Records to process.
= = = = = = =
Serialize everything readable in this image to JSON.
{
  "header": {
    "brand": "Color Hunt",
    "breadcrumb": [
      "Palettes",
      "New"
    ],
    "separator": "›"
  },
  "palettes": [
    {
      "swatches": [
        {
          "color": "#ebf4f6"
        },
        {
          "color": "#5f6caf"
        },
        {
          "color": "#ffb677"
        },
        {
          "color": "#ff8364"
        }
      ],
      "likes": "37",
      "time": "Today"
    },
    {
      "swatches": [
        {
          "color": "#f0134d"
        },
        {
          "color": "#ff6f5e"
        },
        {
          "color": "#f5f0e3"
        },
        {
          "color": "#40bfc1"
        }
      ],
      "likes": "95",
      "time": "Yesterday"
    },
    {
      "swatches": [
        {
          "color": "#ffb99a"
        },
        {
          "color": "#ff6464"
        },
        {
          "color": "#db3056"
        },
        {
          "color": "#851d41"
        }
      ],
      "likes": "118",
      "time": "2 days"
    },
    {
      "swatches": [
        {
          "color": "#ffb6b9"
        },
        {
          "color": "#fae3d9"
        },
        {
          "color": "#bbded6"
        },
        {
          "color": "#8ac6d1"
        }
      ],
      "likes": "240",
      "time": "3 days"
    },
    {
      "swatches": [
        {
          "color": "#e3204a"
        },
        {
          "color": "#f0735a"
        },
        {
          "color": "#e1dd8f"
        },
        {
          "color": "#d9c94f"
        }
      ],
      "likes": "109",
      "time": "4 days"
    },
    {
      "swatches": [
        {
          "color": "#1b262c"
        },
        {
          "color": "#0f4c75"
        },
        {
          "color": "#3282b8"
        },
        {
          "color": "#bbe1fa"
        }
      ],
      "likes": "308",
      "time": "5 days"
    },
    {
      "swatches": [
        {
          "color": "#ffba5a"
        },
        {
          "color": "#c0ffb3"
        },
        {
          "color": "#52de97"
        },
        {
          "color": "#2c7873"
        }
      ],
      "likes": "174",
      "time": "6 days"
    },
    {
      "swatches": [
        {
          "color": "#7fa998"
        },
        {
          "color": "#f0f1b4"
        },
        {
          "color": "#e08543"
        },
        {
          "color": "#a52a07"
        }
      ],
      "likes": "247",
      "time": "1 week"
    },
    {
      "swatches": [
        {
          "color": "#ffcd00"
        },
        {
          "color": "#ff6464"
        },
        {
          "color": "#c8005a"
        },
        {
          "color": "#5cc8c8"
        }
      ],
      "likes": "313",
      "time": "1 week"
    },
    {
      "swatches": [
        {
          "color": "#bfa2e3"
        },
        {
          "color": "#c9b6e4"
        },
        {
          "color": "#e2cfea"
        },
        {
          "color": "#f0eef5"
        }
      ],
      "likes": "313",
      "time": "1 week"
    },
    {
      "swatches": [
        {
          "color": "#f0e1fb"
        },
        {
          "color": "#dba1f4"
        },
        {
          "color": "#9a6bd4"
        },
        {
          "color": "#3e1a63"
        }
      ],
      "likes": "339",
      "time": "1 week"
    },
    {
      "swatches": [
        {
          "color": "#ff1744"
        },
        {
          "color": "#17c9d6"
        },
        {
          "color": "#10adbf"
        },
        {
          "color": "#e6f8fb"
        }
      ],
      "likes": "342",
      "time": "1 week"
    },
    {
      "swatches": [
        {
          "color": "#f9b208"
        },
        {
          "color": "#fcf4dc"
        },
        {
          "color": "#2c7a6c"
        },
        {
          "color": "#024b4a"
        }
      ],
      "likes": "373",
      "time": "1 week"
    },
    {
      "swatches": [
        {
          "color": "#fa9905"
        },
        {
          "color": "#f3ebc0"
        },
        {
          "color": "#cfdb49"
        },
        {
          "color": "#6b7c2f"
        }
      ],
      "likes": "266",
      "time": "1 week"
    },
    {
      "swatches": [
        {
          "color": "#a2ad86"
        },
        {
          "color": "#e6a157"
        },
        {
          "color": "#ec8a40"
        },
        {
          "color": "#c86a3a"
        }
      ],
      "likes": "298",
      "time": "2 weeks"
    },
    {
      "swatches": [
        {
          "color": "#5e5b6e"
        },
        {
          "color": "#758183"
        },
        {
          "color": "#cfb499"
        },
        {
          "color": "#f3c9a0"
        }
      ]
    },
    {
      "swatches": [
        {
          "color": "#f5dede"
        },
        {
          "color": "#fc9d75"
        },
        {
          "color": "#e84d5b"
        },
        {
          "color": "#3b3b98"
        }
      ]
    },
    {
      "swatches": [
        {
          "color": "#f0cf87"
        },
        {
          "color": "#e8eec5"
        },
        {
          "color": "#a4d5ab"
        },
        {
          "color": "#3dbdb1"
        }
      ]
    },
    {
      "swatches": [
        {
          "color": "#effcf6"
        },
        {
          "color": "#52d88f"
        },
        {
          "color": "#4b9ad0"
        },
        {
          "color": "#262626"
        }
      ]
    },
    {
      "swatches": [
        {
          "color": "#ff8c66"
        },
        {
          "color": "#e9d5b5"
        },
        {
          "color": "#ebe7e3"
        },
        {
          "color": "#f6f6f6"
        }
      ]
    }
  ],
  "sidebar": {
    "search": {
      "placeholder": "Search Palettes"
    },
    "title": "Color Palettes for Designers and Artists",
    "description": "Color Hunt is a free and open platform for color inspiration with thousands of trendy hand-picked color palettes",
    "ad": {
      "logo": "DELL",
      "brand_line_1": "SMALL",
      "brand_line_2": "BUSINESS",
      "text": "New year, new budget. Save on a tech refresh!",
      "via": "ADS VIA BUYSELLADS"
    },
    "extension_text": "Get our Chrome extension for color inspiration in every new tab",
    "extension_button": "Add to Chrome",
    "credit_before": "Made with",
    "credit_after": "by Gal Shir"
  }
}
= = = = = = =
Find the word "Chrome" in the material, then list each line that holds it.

Exercise response.
    "extension_text": "Get our Chrome extension for color inspiration in every new tab",
    "extension_button": "Add to Chrome",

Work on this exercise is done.